> **Task instructions**
Emit all the data exactly as provided.

> **Exercise input**
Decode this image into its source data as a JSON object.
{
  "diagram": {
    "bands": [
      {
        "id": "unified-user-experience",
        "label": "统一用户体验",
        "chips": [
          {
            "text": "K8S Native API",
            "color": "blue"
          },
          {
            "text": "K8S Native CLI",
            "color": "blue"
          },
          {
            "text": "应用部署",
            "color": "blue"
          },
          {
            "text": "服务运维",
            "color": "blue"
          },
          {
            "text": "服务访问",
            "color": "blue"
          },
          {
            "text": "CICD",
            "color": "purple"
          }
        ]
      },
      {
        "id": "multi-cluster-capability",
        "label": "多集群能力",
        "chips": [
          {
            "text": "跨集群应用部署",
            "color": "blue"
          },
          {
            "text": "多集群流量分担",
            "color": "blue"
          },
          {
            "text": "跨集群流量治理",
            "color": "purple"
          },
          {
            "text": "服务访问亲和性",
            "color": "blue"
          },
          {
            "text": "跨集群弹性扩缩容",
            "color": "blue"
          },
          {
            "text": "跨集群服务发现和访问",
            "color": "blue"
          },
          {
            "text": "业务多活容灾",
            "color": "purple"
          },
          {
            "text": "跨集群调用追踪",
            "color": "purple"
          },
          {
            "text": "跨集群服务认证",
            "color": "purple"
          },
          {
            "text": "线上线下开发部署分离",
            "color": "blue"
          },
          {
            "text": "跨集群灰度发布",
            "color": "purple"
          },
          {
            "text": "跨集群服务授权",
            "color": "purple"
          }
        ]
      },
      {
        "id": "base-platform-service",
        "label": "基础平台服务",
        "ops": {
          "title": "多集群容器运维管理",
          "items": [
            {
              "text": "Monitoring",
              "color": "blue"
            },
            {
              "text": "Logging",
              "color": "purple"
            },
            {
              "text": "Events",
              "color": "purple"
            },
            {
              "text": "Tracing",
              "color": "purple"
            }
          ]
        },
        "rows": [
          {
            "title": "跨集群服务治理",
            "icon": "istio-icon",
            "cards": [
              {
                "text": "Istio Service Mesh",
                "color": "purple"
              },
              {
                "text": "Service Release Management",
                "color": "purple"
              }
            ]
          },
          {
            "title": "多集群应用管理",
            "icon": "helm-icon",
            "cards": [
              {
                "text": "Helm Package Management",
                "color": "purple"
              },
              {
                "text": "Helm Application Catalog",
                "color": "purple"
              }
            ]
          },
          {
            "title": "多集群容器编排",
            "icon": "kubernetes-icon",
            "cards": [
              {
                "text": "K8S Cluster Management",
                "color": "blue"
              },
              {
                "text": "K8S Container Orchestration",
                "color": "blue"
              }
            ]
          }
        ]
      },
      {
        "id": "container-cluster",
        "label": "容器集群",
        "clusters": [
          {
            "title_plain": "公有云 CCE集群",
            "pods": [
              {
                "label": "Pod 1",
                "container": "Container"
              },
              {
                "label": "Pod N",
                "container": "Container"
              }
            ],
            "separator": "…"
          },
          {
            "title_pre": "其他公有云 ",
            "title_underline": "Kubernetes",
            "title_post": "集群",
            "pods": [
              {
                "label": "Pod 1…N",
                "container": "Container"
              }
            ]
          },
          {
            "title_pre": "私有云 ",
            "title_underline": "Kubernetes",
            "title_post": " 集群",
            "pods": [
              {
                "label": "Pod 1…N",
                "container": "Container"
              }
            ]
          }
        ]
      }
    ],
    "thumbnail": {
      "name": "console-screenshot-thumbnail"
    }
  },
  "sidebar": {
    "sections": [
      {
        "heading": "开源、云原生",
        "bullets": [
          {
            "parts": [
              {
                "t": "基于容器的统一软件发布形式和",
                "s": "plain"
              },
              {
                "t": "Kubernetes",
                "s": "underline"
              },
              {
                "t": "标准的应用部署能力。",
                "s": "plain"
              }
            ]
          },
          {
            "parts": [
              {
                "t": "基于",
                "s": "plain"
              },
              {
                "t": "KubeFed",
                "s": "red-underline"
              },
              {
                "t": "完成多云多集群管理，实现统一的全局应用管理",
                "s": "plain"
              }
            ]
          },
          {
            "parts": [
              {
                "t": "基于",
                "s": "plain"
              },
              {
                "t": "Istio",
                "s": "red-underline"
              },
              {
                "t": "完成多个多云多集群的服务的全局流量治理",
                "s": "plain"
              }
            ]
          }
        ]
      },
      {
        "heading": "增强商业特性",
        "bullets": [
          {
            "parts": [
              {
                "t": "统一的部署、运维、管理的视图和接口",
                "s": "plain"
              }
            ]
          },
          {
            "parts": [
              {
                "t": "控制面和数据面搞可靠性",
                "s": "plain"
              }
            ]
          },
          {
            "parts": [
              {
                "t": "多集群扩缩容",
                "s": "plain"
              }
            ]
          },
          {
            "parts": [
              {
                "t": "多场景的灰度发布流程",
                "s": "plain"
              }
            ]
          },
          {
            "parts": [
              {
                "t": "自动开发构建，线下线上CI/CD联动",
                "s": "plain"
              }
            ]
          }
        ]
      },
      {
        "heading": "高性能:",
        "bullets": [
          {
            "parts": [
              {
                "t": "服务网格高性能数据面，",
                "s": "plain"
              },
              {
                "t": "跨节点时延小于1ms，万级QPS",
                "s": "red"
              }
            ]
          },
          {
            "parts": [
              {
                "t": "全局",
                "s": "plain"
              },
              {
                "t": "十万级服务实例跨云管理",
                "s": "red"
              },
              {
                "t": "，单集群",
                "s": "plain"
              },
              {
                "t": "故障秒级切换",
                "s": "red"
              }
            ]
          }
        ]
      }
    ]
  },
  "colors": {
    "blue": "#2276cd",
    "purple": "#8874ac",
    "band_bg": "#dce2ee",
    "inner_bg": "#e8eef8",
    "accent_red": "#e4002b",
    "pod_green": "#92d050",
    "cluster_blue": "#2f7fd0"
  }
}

> **Answer to the problem**
Decode this image into its source data as a JSON object.
{
  "diagram": {
    "bands": [
      {
        "id": "unified-user-experience",
        "label": "统一用户体验",
        "chips": [
          {
            "text": "K8S Native API",
            "color": "blue"
          },
          {
            "text": "K8S Native CLI",
            "color": "blue"
          },
          {
            "text": "应用部署",
            "color": "blue"
          },
          {
            "text": "服务运维",
            "color": "blue"
          },
          {
            "text": "服务访问",
            "color": "blue"
          },
          {
            "text": "CICD",
            "color": "purple"
          }
        ]
      },
      {
        "id": "multi-cluster-capability",
        "label": "多集群能力",
        "chips": [
          {
            "text": "跨集群应用部署",
            "color": "blue"
          },
          {
            "text": "多集群流量分担",
            "color": "blue"
          },
          {
            "text": "跨集群流量治理",
            "color": "purple"
          },
          {
            "text": "服务访问亲和性",
            "color": "blue"
          },
          {
            "text": "跨集群弹性扩缩容",
            "color": "blue"
          },
          {
            "text": "跨集群服务发现和访问",
            "color": "blue"
          },
          {
            "text": "业务多活容灾",
            "color": "purple"
          },
          {
            "text": "跨集群调用追踪",
            "color": "purple"
          },
          {
            "text": "跨集群服务认证",
            "color": "purple"
          },
          {
            "text": "线上线下开发部署分离",
            "color": "blue"
          },
          {
            "text": "跨集群灰度发布",
            "color": "purple"
          },
          {
            "text": "跨集群服务授权",
            "color": "purple"
          }
        ]
      },
      {
        "id": "base-platform-service",
        "label": "基础平台服务",
        "ops": {
          "title": "多集群容器运维管理",
          "items": [
            {
              "text": "Monitoring",
              "color": "blue"
            },
            {
              "text": "Logging",
              "color": "purple"
            },
            {
              "text": "Events",
              "color": "purple"
            },
            {
              "text": "Tracing",
              "color": "purple"
            }
          ]
        },
        "rows": [
          {
            "title": "跨集群服务治理",
            "icon": "istio-icon",
            "cards": [
              {
                "text": "Istio Service Mesh",
                "color": "purple"
              },
              {
                "text": "Service Release Management",
                "color": "purple"
              }
            ]
          },
          {
            "title": "多集群应用管理",
            "icon": "helm-icon",
            "cards": [
              {
                "text": "Helm Package Management",
                "color": "purple"
              },
              {
                "text": "Helm Application Catalog",
                "color": "purple"
              }
            ]
          },
          {
            "title": "多集群容器编排",
            "icon": "kubernetes-icon",
            "cards": [
              {
                "text": "K8S Cluster Management",
                "color": "blue"
              },
              {
                "text": "K8S Container Orchestration",
                "color": "blue"
              }
            ]
          }
        ]
      },
      {
        "id": "container-cluster",
        "label": "容器集群",
        "clusters": [
          {
            "title_plain": "公有云 CCE集群",
            "pods": [
              {
                "label": "Pod 1",
                "container": "Container"
              },
              {
                "label": "Pod N",
                "container": "Container"
              }
            ],
            "separator": "…"
          },
          {
            "title_pre": "其他公有云 ",
            "title_underline": "Kubernetes",
            "title_post": "集群",
            "pods": [
              {
                "label": "Pod 1…N",
                "container": "Container"
              }
            ]
          },
          {
            "title_pre": "私有云 ",
            "title_underline": "Kubernetes",
            "title_post": " 集群",
            "pods": [
              {
                "label": "Pod 1…N",
                "container": "Container"
              }
            ]
          }
        ]
      }
    ],
    "thumbnail": {
      "name": "console-screenshot-thumbnail"
    }
  },
  "sidebar": {
    "sections": [
      {
        "heading": "开源、云原生",
        "bullets": [
          {
            "parts": [
              {
                "t": "基于容器的统一软件发布形式和",
                "s": "plain"
              },
              {
                "t": "Kubernetes",
                "s": "underline"
              },
              {
                "t": "标准的应用部署能力。",
                "s": "plain"
              }
            ]
          },
          {
            "parts": [
              {
                "t": "基于",
                "s": "plain"
              },
              {
                "t": "KubeFed",
                "s": "red-underline"
              },
              {
                "t": "完成多云多集群管理，实现统一的全局应用管理",
                "s": "plain"
              }
            ]
          },
          {
            "parts": [
              {
                "t": "基于",
                "s": "plain"
              },
              {
                "t": "Istio",
                "s": "red-underline"
              },
              {
                "t": "完成多个多云多集群的服务的全局流量治理",
                "s": "plain"
              }
            ]
          }
        ]
      },
      {
        "heading": "增强商业特性",
        "bullets": [
          {
            "parts": [
              {
                "t": "统一的部署、运维、管理的视图和接口",
                "s": "plain"
              }
            ]
          },
          {
            "parts": [
              {
                "t": "控制面和数据面搞可靠性",
                "s": "plain"
              }
            ]
          },
          {
            "parts": [
              {
                "t": "多集群扩缩容",
                "s": "plain"
              }
            ]
          },
          {
            "parts": [
              {
                "t": "多场景的灰度发布流程",
                "s": "plain"
              }
            ]
          },
          {
            "parts": [
              {
                "t": "自动开发构建，线下线上CI/CD联动",
                "s": "plain"
              }
            ]
          }
        ]
      },
      {
        "heading": "高性能:",
        "bullets": [
          {
            "parts": [
              {
                "t": "服务网格高性能数据面，",
                "s": "plain"
              },
              {
                "t": "跨节点时延小于1ms，万级QPS",
                "s": "red"
              }
            ]
          },
          {
            "parts": [
              {
                "t": "全局",
                "s": "plain"
              },
              {
                "t": "十万级服务实例跨云管理",
                "s": "red"
              },
              {
                "t": "，单集群",
                "s": "plain"
              },
              {
                "t": "故障秒级切换",
                "s": "red"
              }
            ]
          }
        ]
      }
    ]
  },
  "colors": {
    "blue": "#2276cd",
    "purple": "#8874ac",
    "band_bg": "#dce2ee",
    "inner_bg": "#e8eef8",
    "accent_red": "#e4002b",
    "pod_green": "#92d050",
    "cluster_blue": "#2f7fd0"
  }
}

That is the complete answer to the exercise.